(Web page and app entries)
☆ ☆ ☆ ☆ ☆
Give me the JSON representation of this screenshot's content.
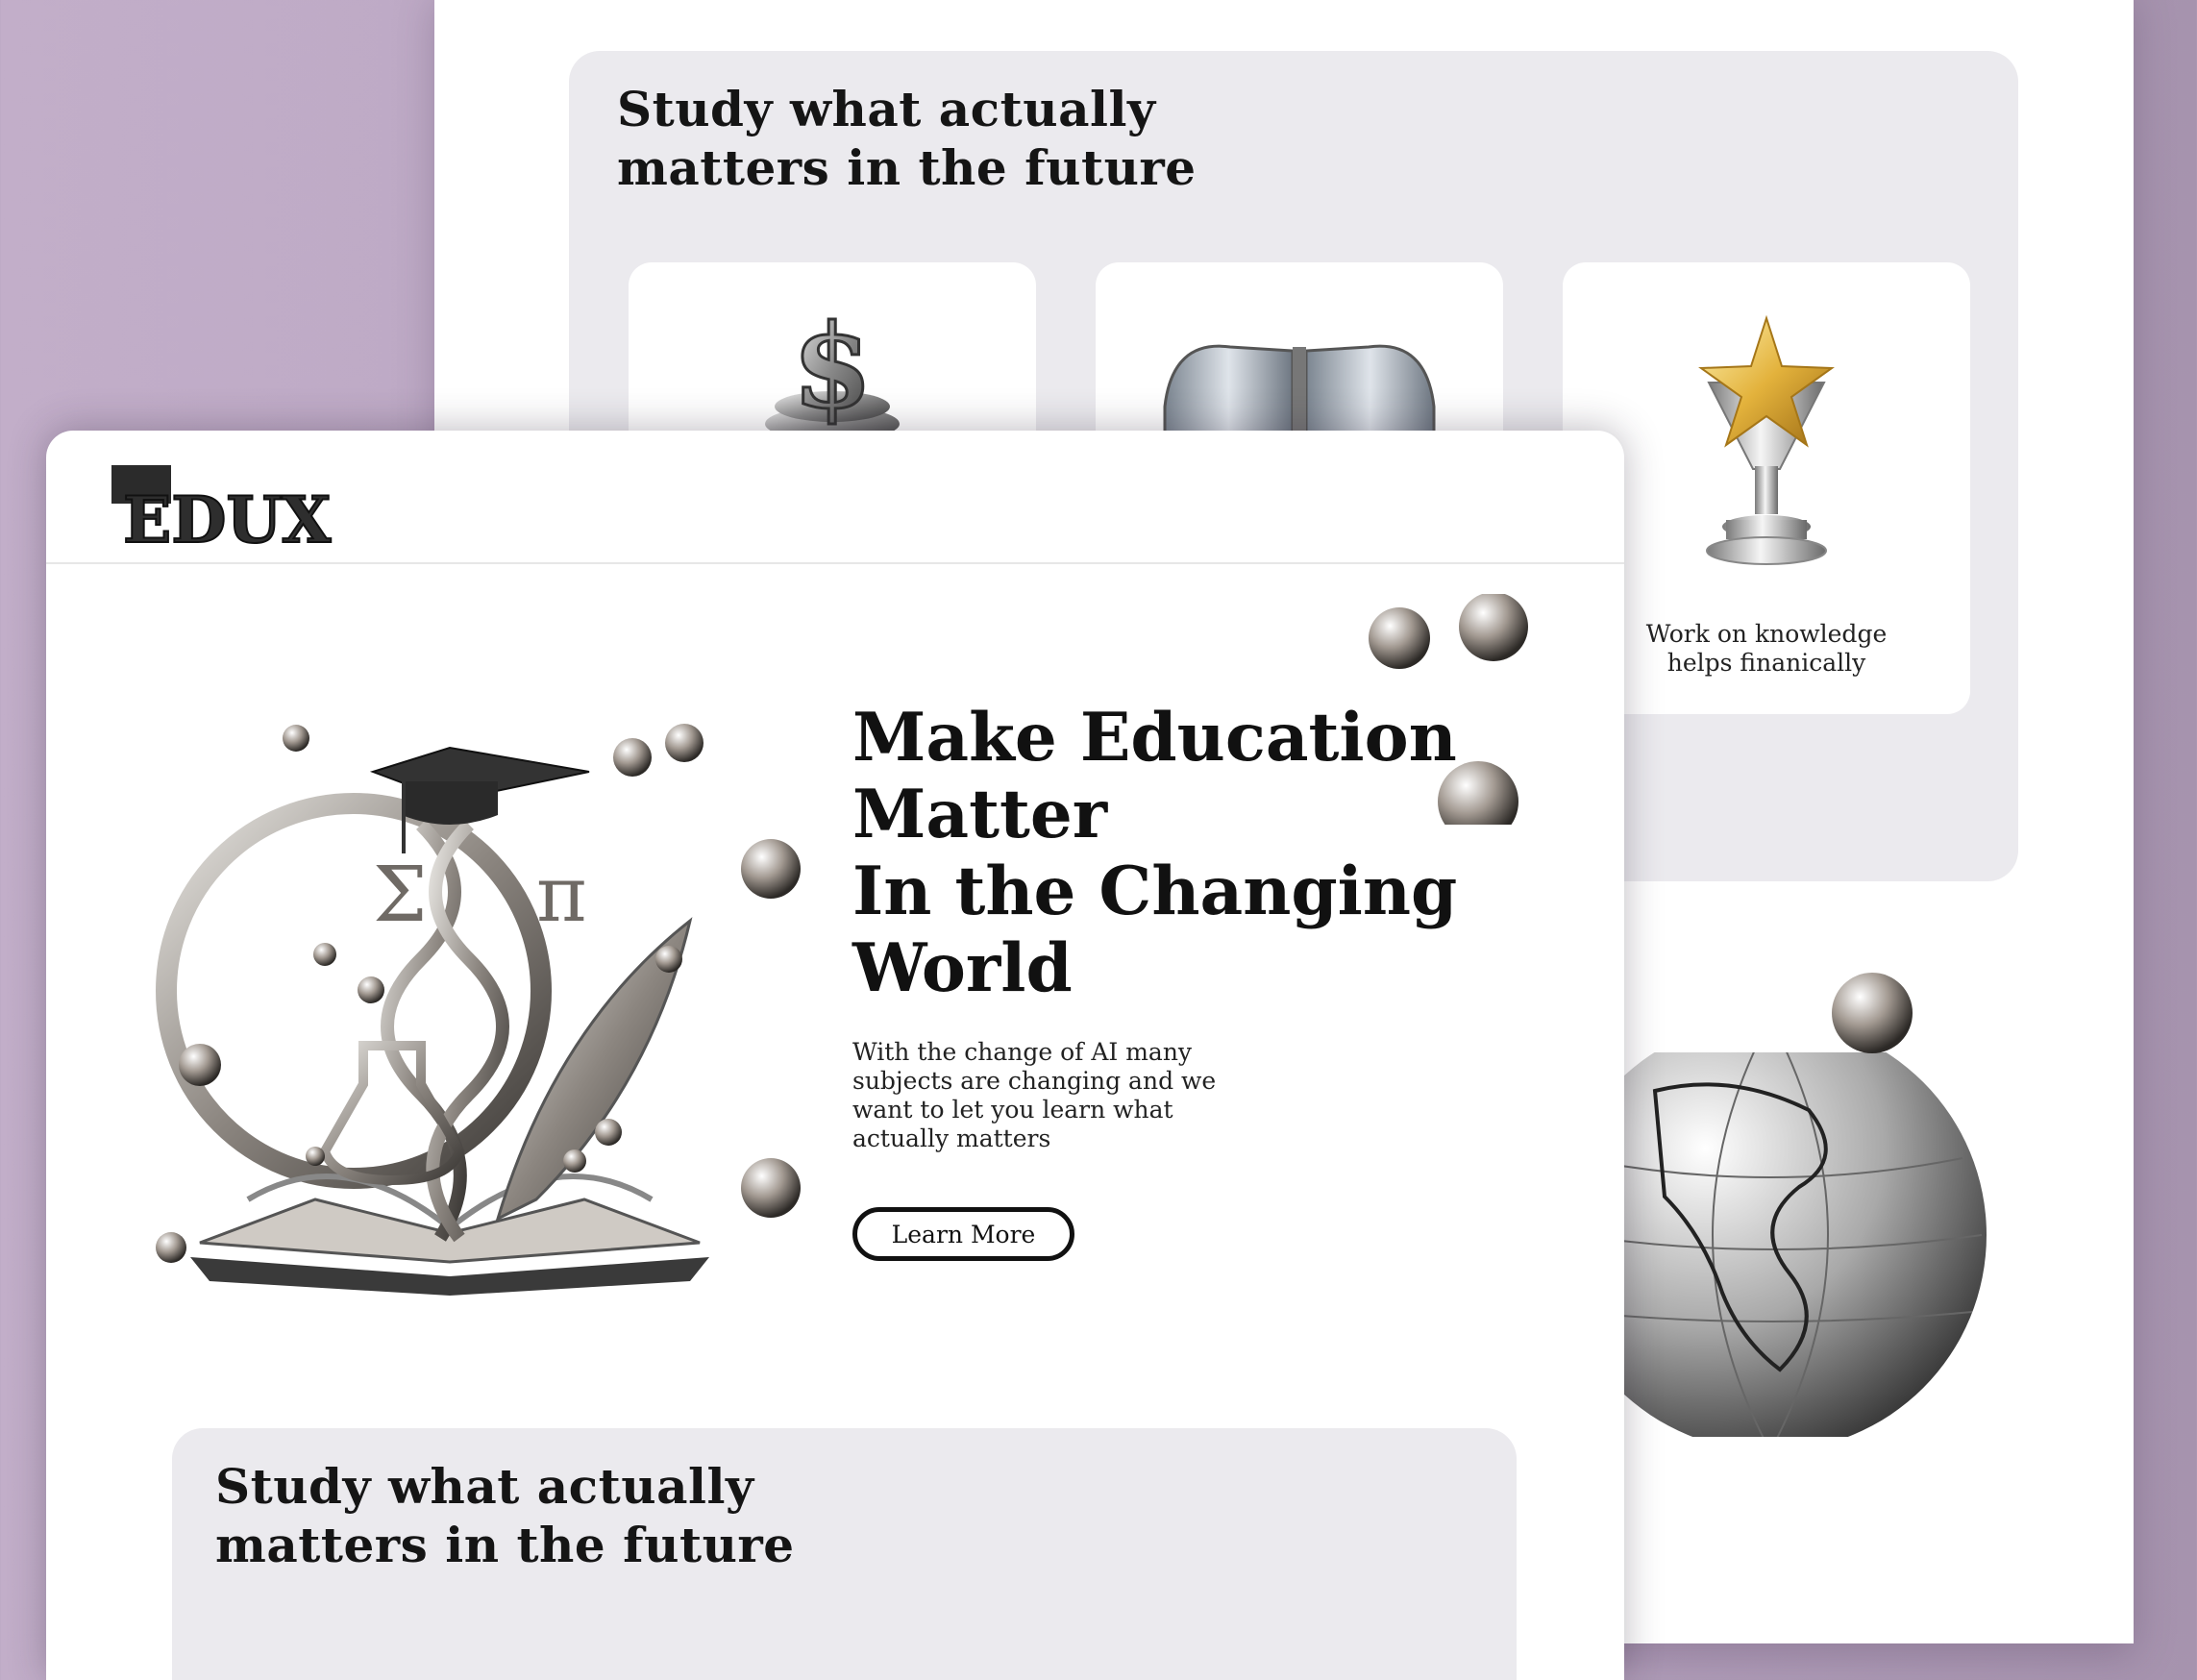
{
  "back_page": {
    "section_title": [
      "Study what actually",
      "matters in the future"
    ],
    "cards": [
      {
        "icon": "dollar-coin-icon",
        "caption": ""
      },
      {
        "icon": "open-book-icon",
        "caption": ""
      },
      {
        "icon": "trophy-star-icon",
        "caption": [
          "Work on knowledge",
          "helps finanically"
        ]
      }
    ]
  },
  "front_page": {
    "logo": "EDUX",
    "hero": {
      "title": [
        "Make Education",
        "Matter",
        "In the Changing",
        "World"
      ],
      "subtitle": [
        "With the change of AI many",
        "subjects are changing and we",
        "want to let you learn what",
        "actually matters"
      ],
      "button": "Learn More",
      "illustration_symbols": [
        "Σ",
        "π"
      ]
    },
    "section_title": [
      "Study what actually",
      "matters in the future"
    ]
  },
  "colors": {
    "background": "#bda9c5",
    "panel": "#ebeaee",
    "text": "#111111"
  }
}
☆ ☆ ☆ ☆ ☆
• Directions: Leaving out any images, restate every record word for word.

• Result of the exercise:
Give me the JSON representation of this screenshot's content.
{
  "back_page": {
    "section_title": [
      "Study what actually",
      "matters in the future"
    ],
    "cards": [
      {
        "icon": "dollar-coin-icon",
        "caption": ""
      },
      {
        "icon": "open-book-icon",
        "caption": ""
      },
      {
        "icon": "trophy-star-icon",
        "caption": [
          "Work on knowledge",
          "helps finanically"
        ]
      }
    ]
  },
  "front_page": {
    "logo": "EDUX",
    "hero": {
      "title": [
        "Make Education",
        "Matter",
        "In the Changing",
        "World"
      ],
      "subtitle": [
        "With the change of AI many",
        "subjects are changing and we",
        "want to let you learn what",
        "actually matters"
      ],
      "button": "Learn More",
      "illustration_symbols": [
        "Σ",
        "π"
      ]
    },
    "section_title": [
      "Study what actually",
      "matters in the future"
    ]
  },
  "colors": {
    "background": "#bda9c5",
    "panel": "#ebeaee",
    "text": "#111111"
  }
}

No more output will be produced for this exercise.